Çakmak’s survey confirms Binnaz Toprak’s description of how the pressures to conform to a religious way of life in Anatolia continue to assert themselves. However, Çakmak makes the observation that “some of the males have found a way out (of conservatism) by “living other lives on business trips to Istanbul, Ankara and Antalya, while upholding conservative values for their families at home”. A system is established in which women are exhorted by their husbands to be content with their newly affluent lives, and in exchange told not “interfere with my private life”, says Çakmak. While 95 percent of the respondents are in favor of their daughters pursuing university studies, they do not want them to have a professional life. It would thus seem that the classical modernization theory, according to which economic development breeds a general secularization of cultural values and social mores, is of limited value as a guide to the evolution of Islamic conservatism in Turkey.
CONCLUSIONS: The attitudes of the Westernized, traditional elite of republican Turkey toward the religiously conservative have certainly not been informed by tolerance. Explicitly or implicitly, liberal intellectuals like Atilla Yayla, who themselves are products of the Westernizing effort of the republic, express a desire to make amends with the intolerance of the past. However, in so doing, they tend to overlook the conservative intolerance that still persists, and which in turn renders the necessary liberalization of Kemalist thinking difficult. The religiously conservative attitudes about gender is hardly reassuring for emancipated, secularized women; they cannot be blamed for worrying whether their own freedom is going to be respected.

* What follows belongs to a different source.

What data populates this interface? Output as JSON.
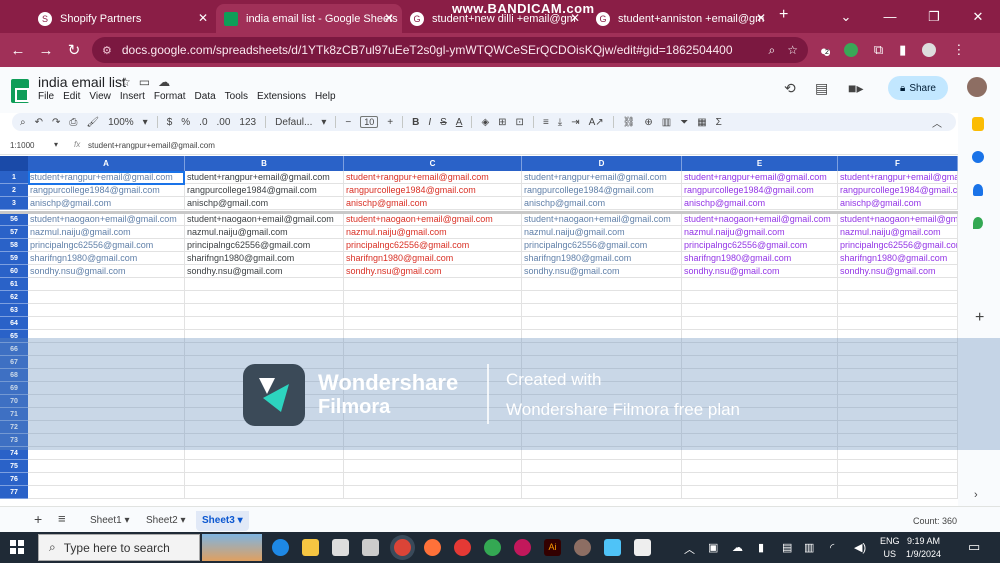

There is little evidence to suggest that the religiously conservative have actually come to embrace the idea of a liberal, value-neutral state that refrains from furthering any particular lifestyle. The bureaucratic appointments during the rule of the AKP, on the contrary, show that the adherence to a religious way of life has become a requirement for employment and advancement.
Kemalists as well as Islamic conservatives remain state-centered. Liberalism, the restriction of the public role of the state, is privileged neither by the secularists nor by the Islamic conservatives. The secularists have traditionally looked upon the state as a shelter protecting their lifestyle, and cling to the hope that they will be redeemed by a state that has been “rescued” from the AKP. The Islamic conservatives are in turn preoccupied with extending their religiosity to the public sphere, beyond the shrine and the conscience to which it was confined by the secularizing republic, inevitably privileging the state as an agent.
Turkey’s liberal intellectuals have during the last decade waged an effective war of ideas against Kemalism, which has all but ceased to enjoy any intellectual standing to speak of in the public discourse. To further the cause of liberalism, they now need to take a critical view of religious conservatism as well.
© Central Asia-Caucasus Institute & Silk Road Studies Program Joint Center, 2009. This article may be reprinted provided that the following sentence be included: "This article was first published in the Turkey Analyst (www.turkeyanalyst.org), a biweekly publication of the Central Asia-Caucasus Institute & Silk Road Studies Program Joint Center".